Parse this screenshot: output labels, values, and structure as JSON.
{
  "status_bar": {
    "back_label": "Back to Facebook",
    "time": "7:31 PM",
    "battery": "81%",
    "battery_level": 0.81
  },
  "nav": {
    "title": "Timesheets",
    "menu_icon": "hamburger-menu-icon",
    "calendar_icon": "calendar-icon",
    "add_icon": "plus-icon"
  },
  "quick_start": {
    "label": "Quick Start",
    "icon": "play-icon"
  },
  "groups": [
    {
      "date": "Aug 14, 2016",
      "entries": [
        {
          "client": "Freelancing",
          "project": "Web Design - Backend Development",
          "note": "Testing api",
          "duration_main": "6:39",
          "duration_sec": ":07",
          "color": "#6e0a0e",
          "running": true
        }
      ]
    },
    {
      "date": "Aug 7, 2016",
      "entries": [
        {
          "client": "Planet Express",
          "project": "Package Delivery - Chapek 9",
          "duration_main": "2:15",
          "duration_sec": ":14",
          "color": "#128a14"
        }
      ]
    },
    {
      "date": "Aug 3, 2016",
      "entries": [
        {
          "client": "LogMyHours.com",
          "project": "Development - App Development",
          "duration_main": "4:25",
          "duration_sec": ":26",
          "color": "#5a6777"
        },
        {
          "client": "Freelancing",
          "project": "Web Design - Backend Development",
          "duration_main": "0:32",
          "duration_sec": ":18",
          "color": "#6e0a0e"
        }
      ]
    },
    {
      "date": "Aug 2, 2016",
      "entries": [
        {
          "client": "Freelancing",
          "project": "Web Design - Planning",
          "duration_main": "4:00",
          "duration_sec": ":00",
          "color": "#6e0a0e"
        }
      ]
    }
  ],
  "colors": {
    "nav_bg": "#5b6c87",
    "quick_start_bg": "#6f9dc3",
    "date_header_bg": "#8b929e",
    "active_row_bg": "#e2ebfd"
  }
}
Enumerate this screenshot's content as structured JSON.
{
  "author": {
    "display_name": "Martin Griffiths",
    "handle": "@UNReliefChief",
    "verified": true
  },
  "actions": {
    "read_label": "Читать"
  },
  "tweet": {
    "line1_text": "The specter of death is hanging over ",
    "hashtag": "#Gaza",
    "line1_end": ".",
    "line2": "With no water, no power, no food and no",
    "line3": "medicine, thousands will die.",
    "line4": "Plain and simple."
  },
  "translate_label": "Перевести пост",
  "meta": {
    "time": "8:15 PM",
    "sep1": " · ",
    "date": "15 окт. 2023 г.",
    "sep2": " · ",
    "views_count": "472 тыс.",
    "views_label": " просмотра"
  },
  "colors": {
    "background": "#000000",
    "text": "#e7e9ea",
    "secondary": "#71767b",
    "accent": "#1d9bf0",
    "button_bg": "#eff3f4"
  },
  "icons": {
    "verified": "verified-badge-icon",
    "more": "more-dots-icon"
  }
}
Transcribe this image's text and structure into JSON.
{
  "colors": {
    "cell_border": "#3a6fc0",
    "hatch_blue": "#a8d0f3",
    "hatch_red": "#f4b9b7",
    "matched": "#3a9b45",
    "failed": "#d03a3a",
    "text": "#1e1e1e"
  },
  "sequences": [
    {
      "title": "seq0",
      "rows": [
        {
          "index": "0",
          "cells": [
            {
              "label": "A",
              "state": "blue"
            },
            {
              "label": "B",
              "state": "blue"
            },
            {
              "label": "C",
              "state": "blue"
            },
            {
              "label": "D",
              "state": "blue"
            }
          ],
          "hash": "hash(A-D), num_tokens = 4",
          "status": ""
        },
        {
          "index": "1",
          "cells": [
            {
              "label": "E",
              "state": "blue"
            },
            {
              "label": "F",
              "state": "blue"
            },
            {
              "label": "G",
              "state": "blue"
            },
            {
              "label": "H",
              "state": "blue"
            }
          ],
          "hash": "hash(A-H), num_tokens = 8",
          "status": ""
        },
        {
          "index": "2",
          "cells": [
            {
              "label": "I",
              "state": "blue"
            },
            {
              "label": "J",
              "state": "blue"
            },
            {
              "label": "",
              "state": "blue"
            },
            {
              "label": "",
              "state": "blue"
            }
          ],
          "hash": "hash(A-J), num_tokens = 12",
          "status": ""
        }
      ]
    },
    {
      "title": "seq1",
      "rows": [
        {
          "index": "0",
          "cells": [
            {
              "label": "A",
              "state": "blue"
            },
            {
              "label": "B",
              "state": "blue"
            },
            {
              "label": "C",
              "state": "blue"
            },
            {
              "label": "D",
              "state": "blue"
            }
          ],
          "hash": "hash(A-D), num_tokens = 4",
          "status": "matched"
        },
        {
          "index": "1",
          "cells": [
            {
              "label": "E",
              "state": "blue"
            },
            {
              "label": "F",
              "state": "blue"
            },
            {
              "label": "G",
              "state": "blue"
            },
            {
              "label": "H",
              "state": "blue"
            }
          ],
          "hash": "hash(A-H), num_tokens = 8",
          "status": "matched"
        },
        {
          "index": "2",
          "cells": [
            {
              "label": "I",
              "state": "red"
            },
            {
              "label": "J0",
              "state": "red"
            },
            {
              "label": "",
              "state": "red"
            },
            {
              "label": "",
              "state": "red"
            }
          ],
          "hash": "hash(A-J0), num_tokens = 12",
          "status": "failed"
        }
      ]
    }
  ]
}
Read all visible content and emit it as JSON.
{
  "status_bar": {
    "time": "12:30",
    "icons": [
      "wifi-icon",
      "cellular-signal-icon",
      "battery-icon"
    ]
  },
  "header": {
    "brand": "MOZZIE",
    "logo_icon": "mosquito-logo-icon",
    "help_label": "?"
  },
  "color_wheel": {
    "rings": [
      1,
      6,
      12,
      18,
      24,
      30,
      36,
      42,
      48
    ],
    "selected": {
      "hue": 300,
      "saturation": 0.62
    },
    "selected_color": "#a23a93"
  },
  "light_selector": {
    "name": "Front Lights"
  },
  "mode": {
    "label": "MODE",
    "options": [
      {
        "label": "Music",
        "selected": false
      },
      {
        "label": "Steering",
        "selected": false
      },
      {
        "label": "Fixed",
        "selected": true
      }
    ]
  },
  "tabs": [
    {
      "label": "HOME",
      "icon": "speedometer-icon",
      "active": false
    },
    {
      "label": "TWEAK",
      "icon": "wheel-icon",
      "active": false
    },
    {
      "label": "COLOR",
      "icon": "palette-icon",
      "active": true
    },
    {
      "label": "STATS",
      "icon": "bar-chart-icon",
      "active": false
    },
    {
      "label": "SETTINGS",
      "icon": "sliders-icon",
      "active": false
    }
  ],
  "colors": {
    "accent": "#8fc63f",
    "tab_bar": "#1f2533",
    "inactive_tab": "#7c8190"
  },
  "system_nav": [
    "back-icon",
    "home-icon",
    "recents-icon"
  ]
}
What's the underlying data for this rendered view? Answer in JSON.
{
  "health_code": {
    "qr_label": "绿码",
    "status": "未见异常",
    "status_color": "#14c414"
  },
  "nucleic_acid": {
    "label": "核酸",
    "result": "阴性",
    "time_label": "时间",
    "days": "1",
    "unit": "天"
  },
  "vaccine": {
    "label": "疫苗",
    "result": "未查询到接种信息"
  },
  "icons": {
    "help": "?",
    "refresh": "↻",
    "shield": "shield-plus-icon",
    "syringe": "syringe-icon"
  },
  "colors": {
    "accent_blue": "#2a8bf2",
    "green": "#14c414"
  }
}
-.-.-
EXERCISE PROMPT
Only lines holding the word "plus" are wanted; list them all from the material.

COMPLETED TASK
    "add_icon": "plus-icon"
    "shield": "shield-plus-icon",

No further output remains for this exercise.